In February, Truth Wins Out reported on what it called a cynical strategy at Exodus meant to “create a façade that will marginalize LGBT advocates that criticize the group’s work.” Then, Besan argued that the group and its affiliates maintained a stridently anti-gay perspective in their own house, but presented a more moderate take to the public and in the media.
4. The “sin” issue. Ex-gay leaders are still very straightforward in their belief that “homosexual behavior” (i.e., sex) is sinful. In his open letter, Chambers writes:
Exodus does not believe SSA [same sex attraction] is sinful. However, sexual expression resulting from SSA is. Making such clear distinctions has been a failure of the Church that is slowly being realized and changed. At Exodus International one of our primary missions is to communicate that we all have propensities that if indulged can lead us into sin, but those attractions or inclinations are not sinful.
Chambers tells AlterNet that it would be disingenuous for him to describe himself as gay or bisexual because, even though he continues to have same-sex attractions, he experiences sexual attraction only for his wife. But there may be something more sinister at work in phrasing. As Dave Rattigan pointsout at Ex-Gay Watch, Exodus still appears to be “at pains to distance itself from another big bad something: The word GAY.” Rattigan writes that this refusal to adopt an LGBT identity -- to couch everything in ambiguous language about “same-sex attraction” -- is part of Exodus’ long-term pattern of insisting that, “[S]imply accepting the word ‘gay’ as an accurate description of oneself means assuming a political identity that takes precedence over every other aspect of a person.”
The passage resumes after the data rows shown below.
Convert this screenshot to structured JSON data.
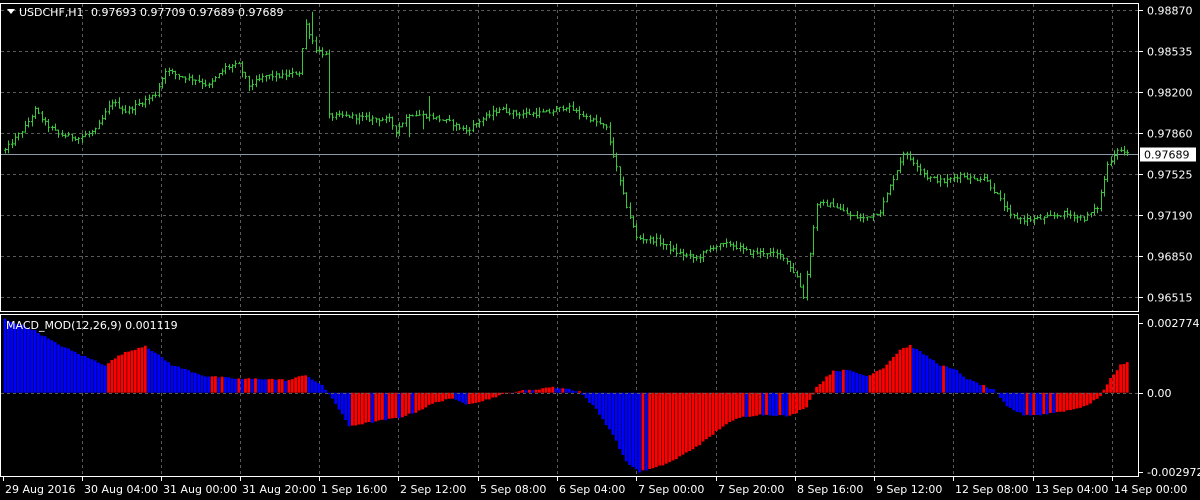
{
  "header": {
    "symbol": "USDCHF,H1",
    "ohlc": "0.97693 0.97709 0.97689 0.97689"
  },
  "indicator": {
    "label": "MACD_MOD(12,26,9) 0.001119"
  },
  "colors": {
    "background": "#000000",
    "grid": "#5a5a5a",
    "frame": "#ffffff",
    "bars": "#3cc63c",
    "bid_line": "#8c9aa8",
    "macd_positive_falling": "#0000ff",
    "macd_rising": "#ff0000"
  },
  "chart_data": [
    {
      "type": "ohlc",
      "title": "USDCHF,H1",
      "grid": true,
      "y_ticks": [
        "0.98870",
        "0.98535",
        "0.98200",
        "0.97860",
        "0.97525",
        "0.97190",
        "0.96850",
        "0.96515"
      ],
      "ylim": [
        0.964,
        0.9892
      ],
      "current_price": "0.97689",
      "x_ticks": [
        "29 Aug 2016",
        "30 Aug 04:00",
        "31 Aug 00:00",
        "31 Aug 20:00",
        "1 Sep 16:00",
        "2 Sep 12:00",
        "5 Sep 08:00",
        "6 Sep 04:00",
        "7 Sep 00:00",
        "7 Sep 20:00",
        "8 Sep 16:00",
        "9 Sep 12:00",
        "12 Sep 08:00",
        "13 Sep 04:00",
        "14 Sep 00:00"
      ],
      "close_path": [
        [
          0,
          0.9772
        ],
        [
          6,
          0.9791
        ],
        [
          9,
          0.9805
        ],
        [
          12,
          0.9794
        ],
        [
          16,
          0.9785
        ],
        [
          22,
          0.9782
        ],
        [
          27,
          0.9788
        ],
        [
          32,
          0.9812
        ],
        [
          36,
          0.9804
        ],
        [
          40,
          0.981
        ],
        [
          45,
          0.9818
        ],
        [
          48,
          0.9838
        ],
        [
          52,
          0.9833
        ],
        [
          57,
          0.983
        ],
        [
          61,
          0.9825
        ],
        [
          66,
          0.984
        ],
        [
          70,
          0.9842
        ],
        [
          73,
          0.9825
        ],
        [
          78,
          0.9833
        ],
        [
          83,
          0.9833
        ],
        [
          88,
          0.9836
        ],
        [
          90,
          0.9875
        ],
        [
          93,
          0.9855
        ],
        [
          96,
          0.985
        ],
        [
          97,
          0.98
        ],
        [
          103,
          0.98
        ],
        [
          109,
          0.9798
        ],
        [
          115,
          0.9797
        ],
        [
          117,
          0.9788
        ],
        [
          121,
          0.9802
        ],
        [
          127,
          0.98
        ],
        [
          133,
          0.9795
        ],
        [
          138,
          0.9788
        ],
        [
          142,
          0.9796
        ],
        [
          148,
          0.9806
        ],
        [
          153,
          0.9802
        ],
        [
          158,
          0.9802
        ],
        [
          163,
          0.9803
        ],
        [
          168,
          0.9808
        ],
        [
          172,
          0.9802
        ],
        [
          177,
          0.9795
        ],
        [
          180,
          0.979
        ],
        [
          185,
          0.9735
        ],
        [
          189,
          0.97
        ],
        [
          195,
          0.9698
        ],
        [
          201,
          0.9688
        ],
        [
          207,
          0.9683
        ],
        [
          212,
          0.9693
        ],
        [
          217,
          0.9695
        ],
        [
          223,
          0.9688
        ],
        [
          228,
          0.9688
        ],
        [
          233,
          0.9685
        ],
        [
          237,
          0.9668
        ],
        [
          239,
          0.9652
        ],
        [
          241,
          0.9688
        ],
        [
          243,
          0.9728
        ],
        [
          248,
          0.9727
        ],
        [
          253,
          0.9718
        ],
        [
          257,
          0.9716
        ],
        [
          262,
          0.9722
        ],
        [
          267,
          0.9756
        ],
        [
          269,
          0.977
        ],
        [
          273,
          0.976
        ],
        [
          276,
          0.975
        ],
        [
          281,
          0.9746
        ],
        [
          286,
          0.9752
        ],
        [
          290,
          0.9748
        ],
        [
          293,
          0.975
        ],
        [
          297,
          0.9735
        ],
        [
          301,
          0.9718
        ],
        [
          305,
          0.9715
        ],
        [
          311,
          0.9716
        ],
        [
          317,
          0.972
        ],
        [
          323,
          0.9716
        ],
        [
          327,
          0.9725
        ],
        [
          330,
          0.976
        ],
        [
          333,
          0.9773
        ],
        [
          336,
          0.9769
        ]
      ]
    },
    {
      "type": "histogram",
      "title": "MACD_MOD(12,26,9)",
      "last_value": 0.001119,
      "y_ticks": [
        "0.002774",
        "0.00",
        "-0.002972"
      ],
      "ylim": [
        -0.003,
        0.0028
      ],
      "path": [
        [
          0,
          0.00265
        ],
        [
          8,
          0.0023
        ],
        [
          15,
          0.0018
        ],
        [
          22,
          0.0014
        ],
        [
          30,
          0.001
        ],
        [
          35,
          0.0014
        ],
        [
          42,
          0.0017
        ],
        [
          50,
          0.001
        ],
        [
          60,
          0.0006
        ],
        [
          70,
          0.0005
        ],
        [
          78,
          0.0005
        ],
        [
          85,
          0.00045
        ],
        [
          90,
          0.00065
        ],
        [
          95,
          0.00025
        ],
        [
          98,
          -0.0002
        ],
        [
          103,
          -0.0012
        ],
        [
          108,
          -0.0011
        ],
        [
          113,
          -0.001
        ],
        [
          118,
          -0.0009
        ],
        [
          123,
          -0.0007
        ],
        [
          128,
          -0.0004
        ],
        [
          133,
          -0.0002
        ],
        [
          138,
          -0.0004
        ],
        [
          143,
          -0.0003
        ],
        [
          148,
          -0.0001
        ],
        [
          153,
          5e-05
        ],
        [
          158,
          0.0001
        ],
        [
          163,
          0.0002
        ],
        [
          168,
          0.00015
        ],
        [
          172,
          5e-05
        ],
        [
          177,
          -0.0006
        ],
        [
          182,
          -0.0015
        ],
        [
          186,
          -0.0025
        ],
        [
          190,
          -0.00285
        ],
        [
          195,
          -0.0027
        ],
        [
          200,
          -0.00245
        ],
        [
          205,
          -0.0021
        ],
        [
          210,
          -0.0017
        ],
        [
          215,
          -0.0012
        ],
        [
          220,
          -0.0009
        ],
        [
          225,
          -0.0008
        ],
        [
          230,
          -0.0008
        ],
        [
          235,
          -0.00085
        ],
        [
          240,
          -0.0005
        ],
        [
          243,
          0.0002
        ],
        [
          248,
          0.0008
        ],
        [
          253,
          0.0008
        ],
        [
          258,
          0.0006
        ],
        [
          263,
          0.0009
        ],
        [
          268,
          0.00155
        ],
        [
          271,
          0.0017
        ],
        [
          275,
          0.0014
        ],
        [
          280,
          0.001
        ],
        [
          285,
          0.0008
        ],
        [
          288,
          0.0005
        ],
        [
          292,
          0.0003
        ],
        [
          296,
          0.0001
        ],
        [
          300,
          -0.0005
        ],
        [
          305,
          -0.0008
        ],
        [
          310,
          -0.0008
        ],
        [
          315,
          -0.0007
        ],
        [
          320,
          -0.0006
        ],
        [
          325,
          -0.0004
        ],
        [
          328,
          -0.0001
        ],
        [
          331,
          0.0005
        ],
        [
          334,
          0.001
        ],
        [
          336,
          0.00112
        ]
      ]
    }
  ]
}
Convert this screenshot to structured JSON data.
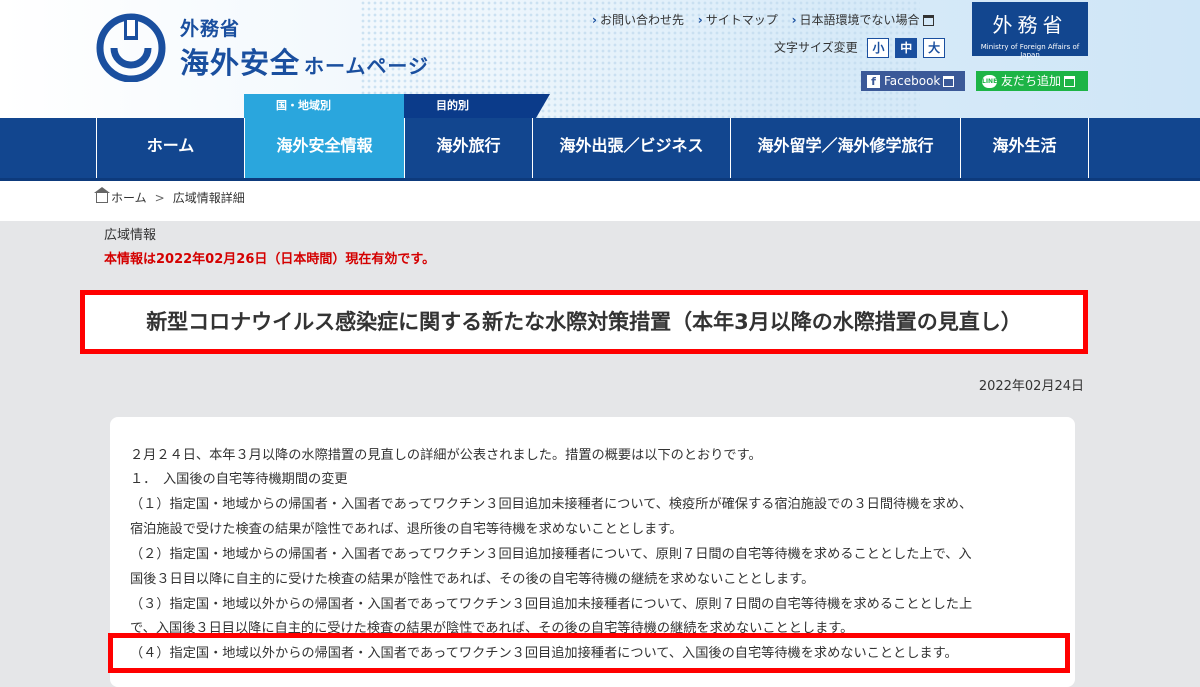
{
  "header": {
    "logo_small": "外務省",
    "logo_big": "海外安全",
    "logo_big_suffix": "ホームページ",
    "top_links": [
      "お問い合わせ先",
      "サイトマップ",
      "日本語環境でない場合"
    ],
    "font_size_label": "文字サイズ変更",
    "font_sizes": [
      "小",
      "中",
      "大"
    ],
    "mofa_jp": "外務省",
    "mofa_en": "Ministry of Foreign Affairs of Japan",
    "facebook_label": "Facebook",
    "line_label": "友だち追加",
    "line_icon_text": "LINE",
    "subtabs": [
      "国・地域別",
      "目的別"
    ]
  },
  "nav": {
    "items": [
      "ホーム",
      "海外安全情報",
      "海外旅行",
      "海外出張／ビジネス",
      "海外留学／海外修学旅行",
      "海外生活"
    ]
  },
  "breadcrumb": {
    "home": "ホーム",
    "separator": ">",
    "current": "広域情報詳細"
  },
  "content": {
    "kind": "広域情報",
    "valid_notice": "本情報は2022年02月26日（日本時間）現在有効です。",
    "title": "新型コロナウイルス感染症に関する新たな水際対策措置（本年3月以降の水際措置の見直し）",
    "date": "2022年02月24日",
    "paragraphs": [
      "２月２４日、本年３月以降の水際措置の見直しの詳細が公表されました。措置の概要は以下のとおりです。",
      "１．　入国後の自宅等待機期間の変更",
      "（１）指定国・地域からの帰国者・入国者であってワクチン３回目追加未接種者について、検疫所が確保する宿泊施設での３日間待機を求め、",
      "宿泊施設で受けた検査の結果が陰性であれば、退所後の自宅等待機を求めないこととします。",
      "（２）指定国・地域からの帰国者・入国者であってワクチン３回目追加接種者について、原則７日間の自宅等待機を求めることとした上で、入",
      "国後３日目以降に自主的に受けた検査の結果が陰性であれば、その後の自宅等待機の継続を求めないこととします。",
      "（３）指定国・地域以外からの帰国者・入国者であってワクチン３回目追加未接種者について、原則７日間の自宅等待機を求めることとした上",
      "で、入国後３日目以降に自主的に受けた検査の結果が陰性であれば、その後の自宅等待機の継続を求めないこととします。",
      "（４）指定国・地域以外からの帰国者・入国者であってワクチン３回目追加接種者について、入国後の自宅等待機を求めないこととします。"
    ]
  },
  "colors": {
    "brand_blue": "#12468f",
    "active_blue": "#2aa6dd",
    "highlight_red": "#ff0000",
    "notice_red": "#d40000"
  }
}
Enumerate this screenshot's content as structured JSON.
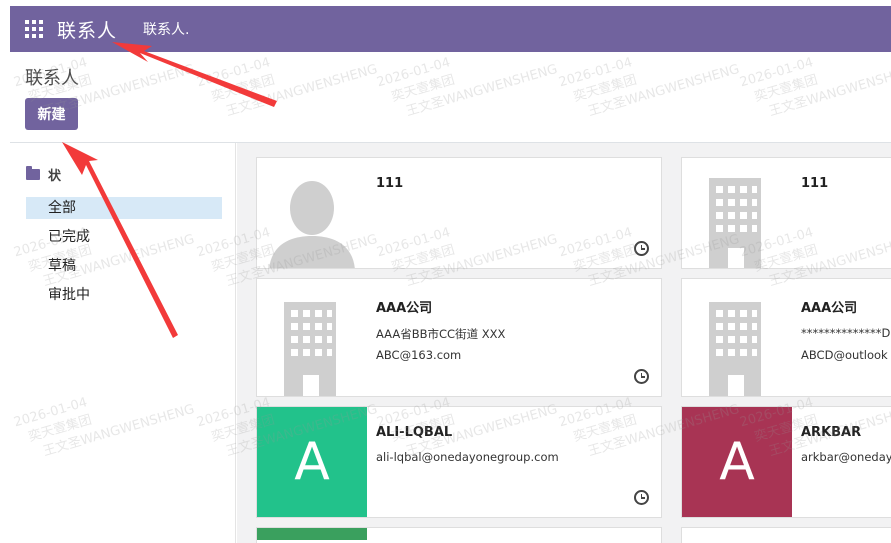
{
  "navbar": {
    "app_name": "联系人",
    "menu_item": "联系人."
  },
  "control_panel": {
    "title": "联系人",
    "new_button": "新建"
  },
  "sidebar": {
    "header": "状",
    "items": [
      {
        "label": "全部",
        "active": true
      },
      {
        "label": "已完成",
        "active": false
      },
      {
        "label": "草稿",
        "active": false
      },
      {
        "label": "审批中",
        "active": false
      }
    ]
  },
  "kanban": {
    "cards": [
      {
        "name": "111",
        "line1": "",
        "line2": "",
        "avatar": "person-placeholder-icon"
      },
      {
        "name": "111",
        "line1": "",
        "line2": "",
        "avatar": "company-building-icon"
      },
      {
        "name": "AAA公司",
        "line1": "AAA省BB市CC街道 XXX",
        "line2": "ABC@163.com",
        "avatar": "company-building-icon"
      },
      {
        "name": "AAA公司",
        "line1": "**************Du",
        "line2": "ABCD@outlook",
        "avatar": "company-building-icon"
      },
      {
        "name": "ALI-LQBAL",
        "line1": "ali-lqbal@onedayonegroup.com",
        "line2": "",
        "avatar_letter": "A",
        "avatar_color": "#22c28b"
      },
      {
        "name": "ARKBAR",
        "line1": "arkbar@oneday",
        "line2": "",
        "avatar_letter": "A",
        "avatar_color": "#a83454"
      }
    ]
  },
  "watermark": {
    "date": "2026-01-04",
    "company": "奕天壹集团",
    "user": "王文圣WANGWENSHENG"
  },
  "colors": {
    "brand": "#71639e",
    "sidebar_active": "#d7e9f7",
    "annotation_arrow": "#f23a3a"
  }
}
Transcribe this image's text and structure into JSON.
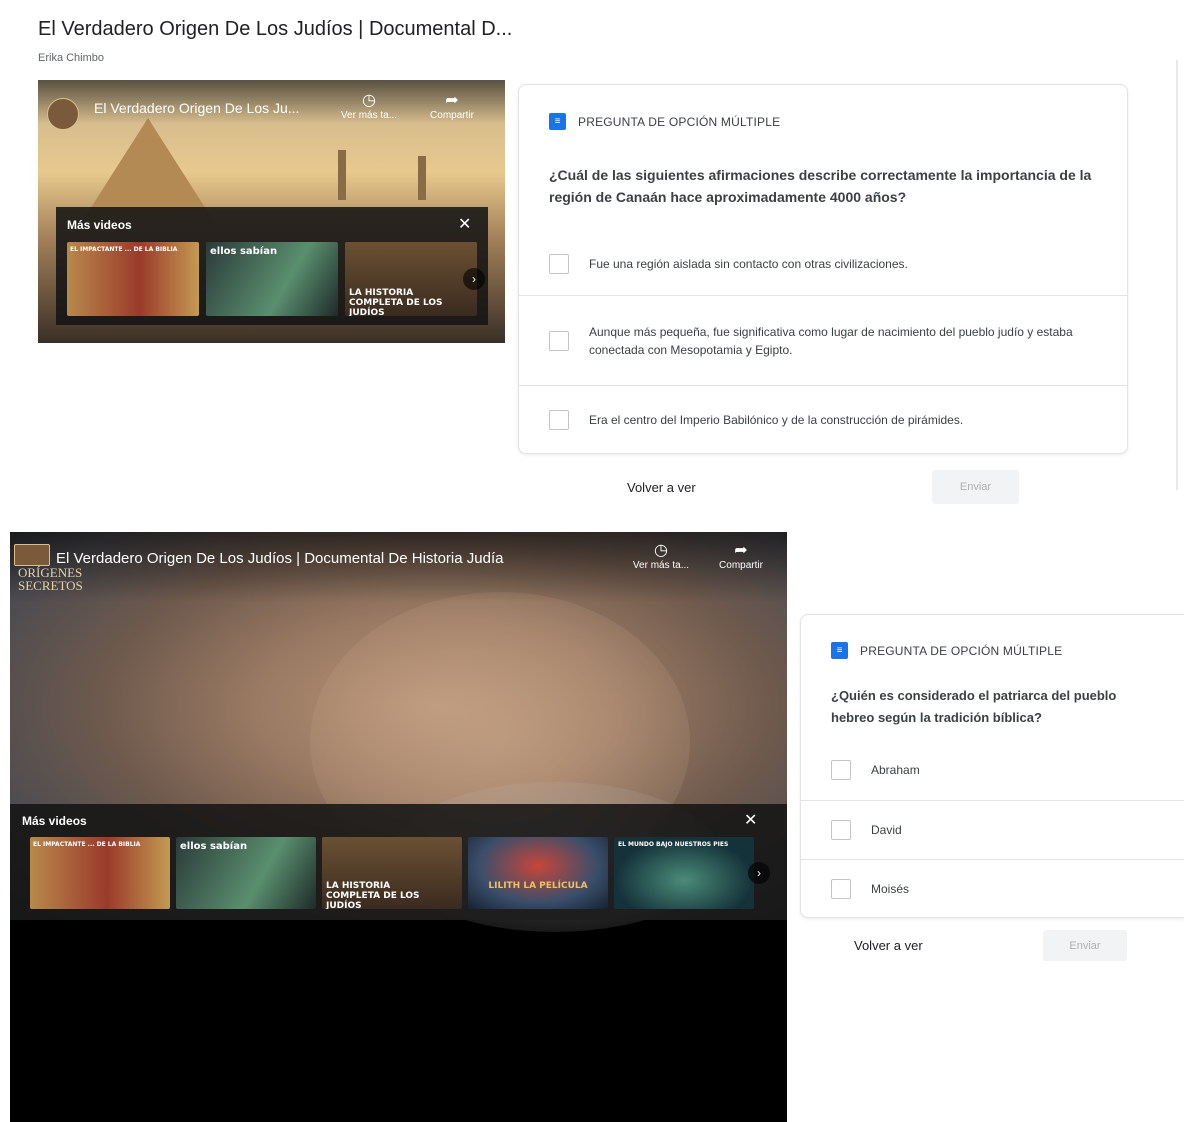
{
  "panel1": {
    "video_title": "El Verdadero Origen De Los Judíos | Documental D...",
    "author": "Erika Chimbo",
    "player": {
      "overlay_title": "El Verdadero Origen De Los Ju...",
      "watch_later": "Ver más ta...",
      "share": "Compartir",
      "more_videos_label": "Más videos",
      "close_icon": "close-icon",
      "thumbnails": [
        {
          "text": "EL IMPACTANTE ... DE LA BIBLIA"
        },
        {
          "text": "ellos sabían"
        },
        {
          "text": "LA HISTORIA COMPLETA DE LOS JUDÍOS"
        }
      ]
    },
    "quiz": {
      "type_label": "PREGUNTA DE OPCIÓN MÚLTIPLE",
      "question": "¿Cuál de las siguientes afirmaciones describe correctamente la importancia de la región de Canaán hace aproximadamente 4000 años?",
      "options": [
        {
          "label": "Fue una región aislada sin contacto con otras civilizaciones."
        },
        {
          "label": "Aunque más pequeña, fue significativa como lugar de nacimiento del pueblo judío y estaba conectada con Mesopotamia y Egipto."
        },
        {
          "label": "Era el centro del Imperio Babilónico y de la construcción de pirámides."
        }
      ],
      "replay_label": "Volver a ver",
      "send_label": "Enviar"
    }
  },
  "panel2": {
    "player": {
      "overlay_title": "El Verdadero Origen De Los Judíos | Documental De Historia Judía",
      "channel_name_line1": "ORÍGENES",
      "channel_name_line2": "SECRETOS",
      "watch_later": "Ver más ta...",
      "share": "Compartir",
      "more_videos_label": "Más videos",
      "thumbnails": [
        {
          "text": "EL IMPACTANTE ... DE LA BIBLIA"
        },
        {
          "text": "ellos sabían"
        },
        {
          "text": "LA HISTORIA COMPLETA DE LOS JUDÍOS"
        },
        {
          "text": "LILITH LA PELÍCULA"
        },
        {
          "text": "EL MUNDO BAJO NUESTROS PIES"
        }
      ]
    },
    "quiz": {
      "type_label": "PREGUNTA DE OPCIÓN MÚLTIPLE",
      "question": "¿Quién es considerado el patriarca del pueblo hebreo según la tradición bíblica?",
      "options": [
        {
          "label": "Abraham"
        },
        {
          "label": "David"
        },
        {
          "label": "Moisés"
        }
      ],
      "replay_label": "Volver a ver",
      "send_label": "Enviar"
    }
  }
}
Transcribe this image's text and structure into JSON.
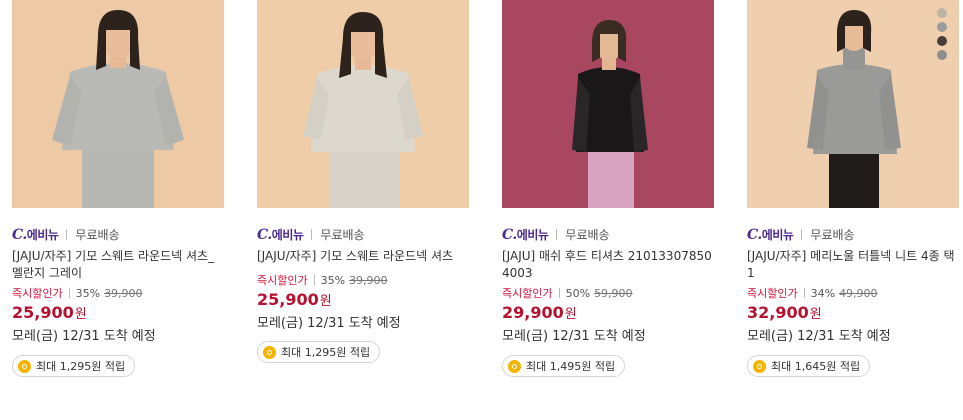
{
  "colors": {
    "brand": "#4b2a8c",
    "discount_label": "#d2163c",
    "price": "#b4122f",
    "coin": "#f4b400"
  },
  "products": [
    {
      "image_alt": "woman in gray crewneck sweatshirt",
      "brand_logo_prefix": "C.",
      "brand_logo": "에비뉴",
      "shipping": "무료배송",
      "title": "[JAJU/자주] 기모 스웨트 라운드넥 셔츠_멜란지 그레이",
      "discount_label": "즉시할인가",
      "discount_rate": "35%",
      "original_price": "39,900",
      "price": "25,900",
      "price_unit": "원",
      "delivery": "모레(금) 12/31 도착 예정",
      "points": "최대 1,295원 적립",
      "swatches": []
    },
    {
      "image_alt": "woman in light gray crewneck sweatshirt",
      "brand_logo_prefix": "C.",
      "brand_logo": "에비뉴",
      "shipping": "무료배송",
      "title": "[JAJU/자주] 기모 스웨트 라운드넥 셔츠",
      "discount_label": "즉시할인가",
      "discount_rate": "35%",
      "original_price": "39,900",
      "price": "25,900",
      "price_unit": "원",
      "delivery": "모레(금) 12/31 도착 예정",
      "points": "최대 1,295원 적립",
      "swatches": []
    },
    {
      "image_alt": "woman in black mesh hooded t-shirt",
      "brand_logo_prefix": "C.",
      "brand_logo": "에비뉴",
      "shipping": "무료배송",
      "title": "[JAJU] 매쉬 후드 티셔츠 210133078504003",
      "discount_label": "즉시할인가",
      "discount_rate": "50%",
      "original_price": "59,900",
      "price": "29,900",
      "price_unit": "원",
      "delivery": "모레(금) 12/31 도착 예정",
      "points": "최대 1,495원 적립",
      "swatches": []
    },
    {
      "image_alt": "woman in gray turtleneck knit",
      "brand_logo_prefix": "C.",
      "brand_logo": "에비뉴",
      "shipping": "무료배송",
      "title": "[JAJU/자주] 메리노울 터틀넥 니트 4종 택1",
      "discount_label": "즉시할인가",
      "discount_rate": "34%",
      "original_price": "49,900",
      "price": "32,900",
      "price_unit": "원",
      "delivery": "모레(금) 12/31 도착 예정",
      "points": "최대 1,645원 적립",
      "swatches": [
        "#bfb3a3",
        "#9c9c9c",
        "#4a3f38",
        "#8d8d8d"
      ]
    }
  ]
}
In other words, there is only “same-sex attraction” and sinful “homosexual behavior” (sex). This helps preclude conflict with anti-gay organizations like Focus on the Family which insist that there is no such thing as LGBT orientation. Instead, the “gay agenda” is all about normalizing a “perverse” sexual order.
Though Weed and Smid do identify themselves as gay men, they are equally frustrating on the issues of “homosexual behavior” and sin. As Weed recently told Gawker, “I believe the doctrine of the Mormon Church is true. One of the key doctrines of the church is that ‘marriage between a man and a woman is ordained of God and that the family is central to the Creator's plan for the eternal destiny of His children.’” Though he claims not to judge other LGBT people, Weed says little about the LDS role in supporting Proposition 8 and other anti-gay legislation.
In 2011, Smid at least acknowledged some of the harm that he and his former organization, Love in Action, had done to LGBT Christians. But even he did not account for the magnitude of what he had done to LGBT children and their parents -- who were often taught that they were to blame for their child’s sexual orientation or gender identity. Nor has he come clean about whether or not he thinks so-called “homosexual behavior” is a sin.